Sunday, May 30, 2010
Matthew's Review - Heat and Dust - 1975
A young English woman in the present day (70's) goes to India in order to retrace the steps taken by her greataunt Olivia in the Twenties. Olivia's true story is enveloped by disgrace and shame, as she left her husband, a British man, for an Indian Nawab. While the narrator goes on a literal journey through modern day India, her figurative journey seems to mirror that of her greataunt, both of them seeking the truth about India, in all its mystery and otherness.
The structural setup of Heat and Dust is familiar to almost any reader at this point. Numerous films and books have been written about this idea of twinned self-discoveries. However, Heat and Dust was written at a time when the English were looking inwards, at their concepts of colonialism and the Jewel of the Empire.

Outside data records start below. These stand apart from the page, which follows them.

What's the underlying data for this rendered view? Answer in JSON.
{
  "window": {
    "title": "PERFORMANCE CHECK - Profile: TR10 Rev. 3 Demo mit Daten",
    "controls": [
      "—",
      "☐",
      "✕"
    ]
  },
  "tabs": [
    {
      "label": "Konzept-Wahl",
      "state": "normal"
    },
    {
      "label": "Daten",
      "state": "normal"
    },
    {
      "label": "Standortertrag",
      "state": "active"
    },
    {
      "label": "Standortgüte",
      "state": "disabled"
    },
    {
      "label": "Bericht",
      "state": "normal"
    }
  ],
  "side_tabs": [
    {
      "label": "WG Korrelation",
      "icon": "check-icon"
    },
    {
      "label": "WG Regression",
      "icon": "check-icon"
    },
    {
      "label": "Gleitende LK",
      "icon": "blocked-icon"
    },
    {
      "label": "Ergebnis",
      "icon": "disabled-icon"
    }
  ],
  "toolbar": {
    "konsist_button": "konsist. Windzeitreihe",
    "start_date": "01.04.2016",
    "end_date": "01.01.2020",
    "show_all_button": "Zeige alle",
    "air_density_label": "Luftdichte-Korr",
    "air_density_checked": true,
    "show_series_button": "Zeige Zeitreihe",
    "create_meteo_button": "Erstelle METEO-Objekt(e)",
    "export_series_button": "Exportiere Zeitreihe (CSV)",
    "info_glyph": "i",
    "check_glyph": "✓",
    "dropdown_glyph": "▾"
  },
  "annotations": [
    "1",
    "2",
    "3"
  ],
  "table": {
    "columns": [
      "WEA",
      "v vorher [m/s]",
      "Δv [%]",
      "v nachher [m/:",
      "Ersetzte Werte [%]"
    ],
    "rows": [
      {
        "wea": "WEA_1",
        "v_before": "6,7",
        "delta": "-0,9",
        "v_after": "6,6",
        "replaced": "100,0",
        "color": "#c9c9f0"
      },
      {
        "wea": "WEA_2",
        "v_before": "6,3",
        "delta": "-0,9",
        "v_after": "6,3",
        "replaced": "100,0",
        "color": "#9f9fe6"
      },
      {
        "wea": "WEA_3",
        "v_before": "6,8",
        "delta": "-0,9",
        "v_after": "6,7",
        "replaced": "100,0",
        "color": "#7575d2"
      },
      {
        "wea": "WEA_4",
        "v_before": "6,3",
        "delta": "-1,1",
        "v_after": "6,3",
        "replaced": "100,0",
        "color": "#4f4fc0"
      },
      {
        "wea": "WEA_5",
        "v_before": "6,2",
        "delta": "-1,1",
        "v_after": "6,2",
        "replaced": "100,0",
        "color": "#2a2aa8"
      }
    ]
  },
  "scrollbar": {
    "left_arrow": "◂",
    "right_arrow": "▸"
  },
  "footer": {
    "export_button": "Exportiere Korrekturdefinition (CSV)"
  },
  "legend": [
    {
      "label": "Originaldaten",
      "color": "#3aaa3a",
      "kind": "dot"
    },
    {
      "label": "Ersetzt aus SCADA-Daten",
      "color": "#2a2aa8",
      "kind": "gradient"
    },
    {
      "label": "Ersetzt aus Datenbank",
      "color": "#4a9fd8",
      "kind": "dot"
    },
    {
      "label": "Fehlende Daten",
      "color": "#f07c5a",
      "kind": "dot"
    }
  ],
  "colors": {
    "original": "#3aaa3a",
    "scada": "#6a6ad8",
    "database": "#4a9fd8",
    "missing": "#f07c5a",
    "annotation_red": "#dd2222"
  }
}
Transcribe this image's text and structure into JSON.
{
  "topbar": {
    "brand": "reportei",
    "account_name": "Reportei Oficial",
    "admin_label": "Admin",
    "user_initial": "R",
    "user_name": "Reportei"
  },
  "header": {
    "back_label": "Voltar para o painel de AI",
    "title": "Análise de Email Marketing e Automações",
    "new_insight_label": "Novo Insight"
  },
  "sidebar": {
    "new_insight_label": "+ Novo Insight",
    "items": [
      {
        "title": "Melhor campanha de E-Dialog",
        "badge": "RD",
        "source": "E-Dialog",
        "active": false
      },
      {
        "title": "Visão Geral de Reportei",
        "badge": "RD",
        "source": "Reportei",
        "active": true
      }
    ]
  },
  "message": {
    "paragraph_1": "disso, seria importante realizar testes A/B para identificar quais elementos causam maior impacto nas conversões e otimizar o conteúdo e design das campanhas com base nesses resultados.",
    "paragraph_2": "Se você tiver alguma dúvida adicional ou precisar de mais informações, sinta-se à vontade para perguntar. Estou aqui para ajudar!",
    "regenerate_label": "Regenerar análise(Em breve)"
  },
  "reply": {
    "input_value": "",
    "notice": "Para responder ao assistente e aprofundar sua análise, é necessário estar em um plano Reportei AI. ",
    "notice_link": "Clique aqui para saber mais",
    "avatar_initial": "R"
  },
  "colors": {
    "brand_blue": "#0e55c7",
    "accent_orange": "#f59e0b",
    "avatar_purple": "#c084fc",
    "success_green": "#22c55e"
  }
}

Heat and Dust mirrors that introspection in a metaphorical way. Both Olivia and the narrator of the novel are stand-ins for a British identity, similar but not the same. Notice that I didn't say "for the British identity", as both leads of the novel are distinctly female.
Concepts of motherhood, widowhood, and womanhood are absolutely central to this text. Without going into spoilers, the journeys that both women take involve the absolute differing ideas of motherhood that the British and the Indian have.
Going back to the structural familiarity of the novel, I can't say that this detracts from the book in the slightest. While I was wise to the tricks up this novel's sleeve, I was still enchanted by the descriptions of India then, and India now (or, from my perspective, then as well).
Combine this novel with The White Tiger by Aravind Adiga, this could be an excellent historiography of India, across multiple generations.
While this novel does some excellent things with theme, image and structure, Jhabvala's prose is understated, plain and never really dazzled me. I felt that I had enough information from description and that was it. It's almost as if Jhabvala felt that her mastery of imagery was enough to float the novel. Unfortunately it is not. Quality of prose is paramount. No matter how clever one's metaphors are, stilted and weak prose can underwhelm a reader's experience. Such is the case.
Jhabvala's understated prose almost lends the novel a screenplay-esque feeling, foreshadowing, no doubt, her emergence as a primary screenwriter for Merchant-Ivory Productions.
Heat and Dust is a great novel, marred only by a recalcitrance for exciting prose, which no doubt the author is capable of. I very much enjoyed the architecture of the novel, even though it's a trick done to death. Any interested readers of India would be greatly pleased to read Heat and Dust.